I saw the tug of war Scripture speaks about between the light and darkness, the flesh and the Spirit. I was talking to a woman about her marriage, and appealing to her, on the basis of her 40-year Christian profession of faith, to join with her husband in his desire to give their marriage another chance.
In some moments my words seemed to convince her, and I saw the resistance of the flesh recede, and her “right mind” of the Spirit wax in strength. To her objection that she doesn’t feel love for her husband, I countered (gently, I hope) that it is not about feelings but about a covenant she made before God. To her objection that she does not want to hurt the man who has shown interest in her, I told her (restraining my horror) that man is an interloper and no friend of her soul, and her primary concern should not be for him but for her husband. To her objection that a friend from church has supported her in her sentiments, I asked whether it was better to listen to men or to God.
She seemed to like some of the verses I shared with her and asked if I could give her a list of them. I was encouraged until I realized her intention was to share those Scriptures with the man she is emotionally involved with (also a Christian, also married, to a woman who “doesn’t understand him”). When I sensed her resolve to break it off with the man was not firm and she was going to use my verses to simply engage him in more conversation and to prolong the relationship unnecessarily, I strongly suggested she should quickly cut off that illicit liaison with a minimum of words: “This relationship is wrong. Goodbye.”

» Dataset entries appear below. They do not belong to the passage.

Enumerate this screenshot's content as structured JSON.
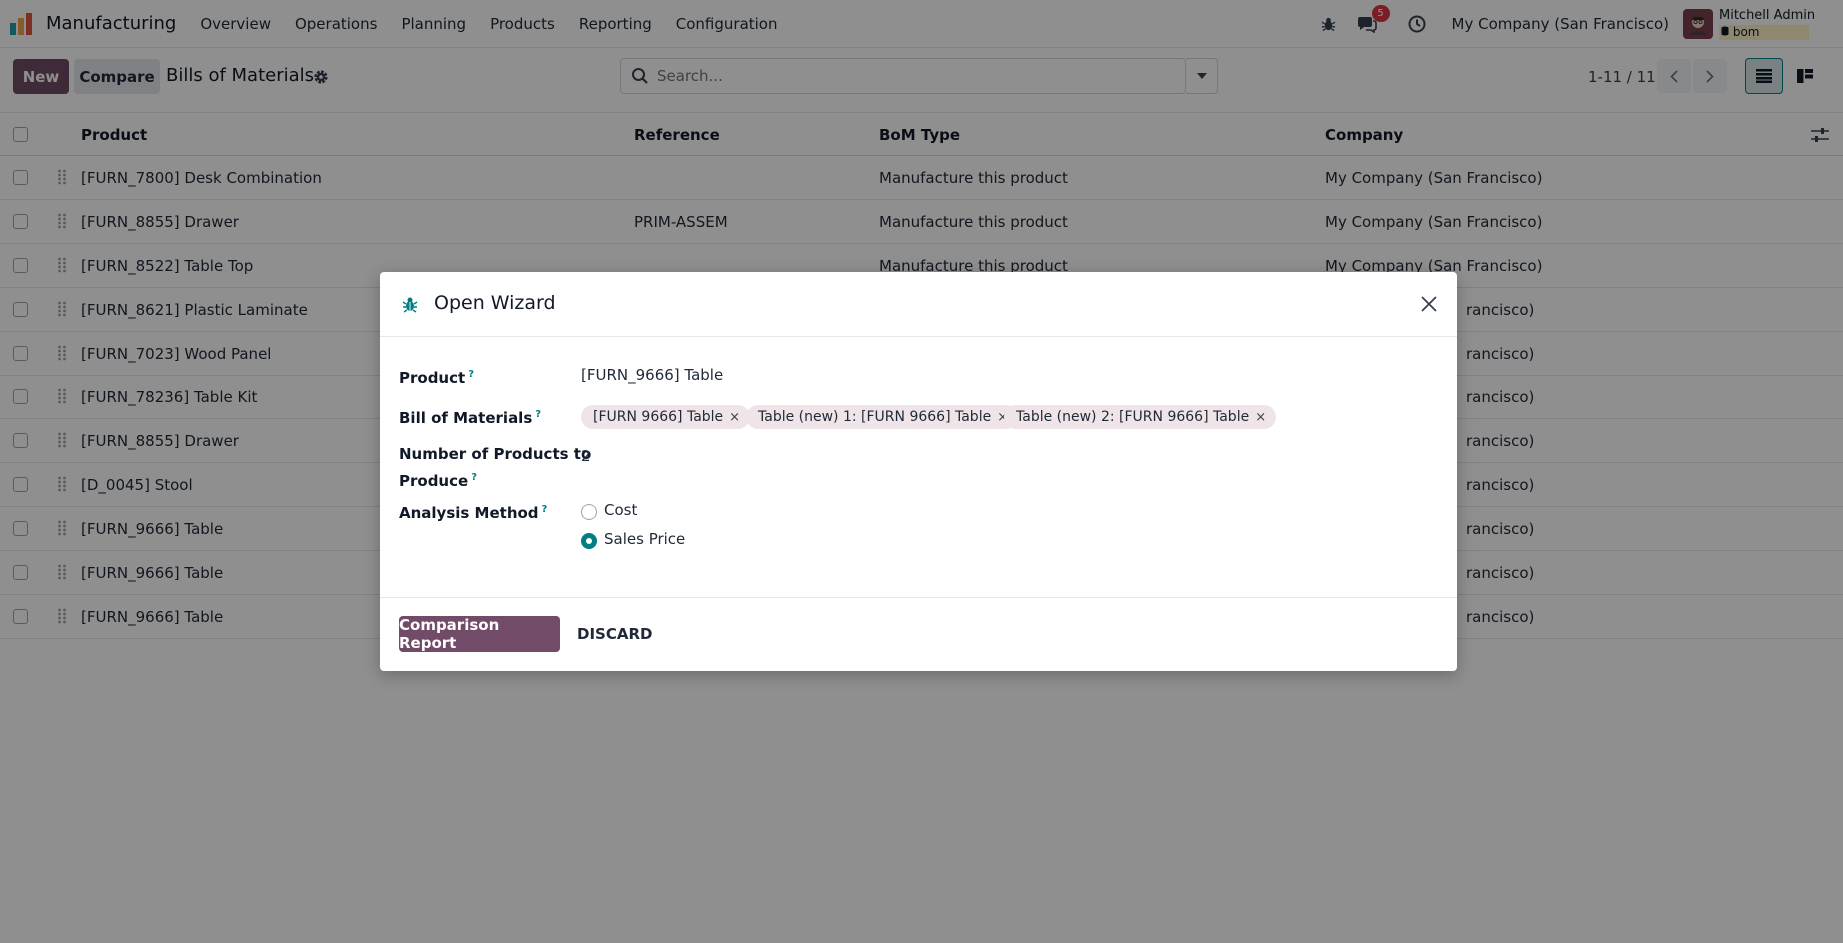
{
  "navbar": {
    "app_name": "Manufacturing",
    "menu": [
      "Overview",
      "Operations",
      "Planning",
      "Products",
      "Reporting",
      "Configuration"
    ],
    "messages_badge": "5",
    "company": "My Company (San Francisco)",
    "user_name": "Mitchell Admin",
    "user_db": "bom"
  },
  "control_panel": {
    "new_label": "New",
    "compare_label": "Compare",
    "title": "Bills of Materials",
    "search_placeholder": "Search...",
    "pager": "1-11 / 11"
  },
  "list": {
    "columns": [
      "Product",
      "Reference",
      "BoM Type",
      "Company"
    ],
    "rows": [
      {
        "product": "[FURN_7800] Desk Combination",
        "reference": "",
        "bom_type": "Manufacture this product",
        "company": "My Company (San Francisco)"
      },
      {
        "product": "[FURN_8855] Drawer",
        "reference": "PRIM-ASSEM",
        "bom_type": "Manufacture this product",
        "company": "My Company (San Francisco)"
      },
      {
        "product": "[FURN_8522] Table Top",
        "reference": "",
        "bom_type": "Manufacture this product",
        "company": "My Company (San Francisco)"
      },
      {
        "product": "[FURN_8621] Plastic Laminate",
        "reference": "",
        "bom_type": "",
        "company": "rancisco)"
      },
      {
        "product": "[FURN_7023] Wood Panel",
        "reference": "",
        "bom_type": "",
        "company": "rancisco)"
      },
      {
        "product": "[FURN_78236] Table Kit",
        "reference": "",
        "bom_type": "",
        "company": "rancisco)"
      },
      {
        "product": "[FURN_8855] Drawer",
        "reference": "",
        "bom_type": "",
        "company": "rancisco)"
      },
      {
        "product": "[D_0045] Stool",
        "reference": "",
        "bom_type": "",
        "company": "rancisco)"
      },
      {
        "product": "[FURN_9666] Table",
        "reference": "",
        "bom_type": "",
        "company": "rancisco)"
      },
      {
        "product": "[FURN_9666] Table",
        "reference": "",
        "bom_type": "",
        "company": "rancisco)"
      },
      {
        "product": "[FURN_9666] Table",
        "reference": "",
        "bom_type": "",
        "company": "rancisco)"
      }
    ]
  },
  "dialog": {
    "title": "Open Wizard",
    "product_label": "Product",
    "product_value": "[FURN_9666] Table",
    "bom_label": "Bill of Materials",
    "bom_tags": [
      "[FURN  9666] Table",
      "Table (new) 1: [FURN  9666] Table",
      "Table (new) 2: [FURN  9666] Table"
    ],
    "qty_label_line1": "Number of Products to",
    "qty_label_line2": "Produce",
    "qty_value": "2",
    "method_label": "Analysis Method",
    "method_options": [
      "Cost",
      "Sales Price"
    ],
    "method_selected": "Sales Price",
    "help_mark": "?",
    "tag_remove": "×",
    "confirm_label": "Comparison Report",
    "discard_label": "DISCARD"
  },
  "colors": {
    "brand": "#714b67",
    "accent": "#017e84",
    "badge": "#dc3545",
    "tag_bg": "#efe4e8"
  }
}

At that point, the woman asked if I was actually saying she would have to quit the violin quartet they played in together. I answered that, of course, I did. That seemed to her excessively harsh, and I saw my small gains with her recede again, as she now returned to the theme of her lack of feelings for her husband, the church friend’s support, and her reluctance to hurt the other man’s feelings. And so it went—for a few moments the light waxing, and then the darkness resurged with new ferociousness.
Seeing the desperateness of the situation, I mounted a last appeal to the woman, speaking of matters of salvation, and depicting two roads before her, one leading to life and the other to death. But having heard enough of that, and being wearied by our meeting and the time of day, she suddenly stood up, took her cup of tea, and walked up the stairs and into the darkness.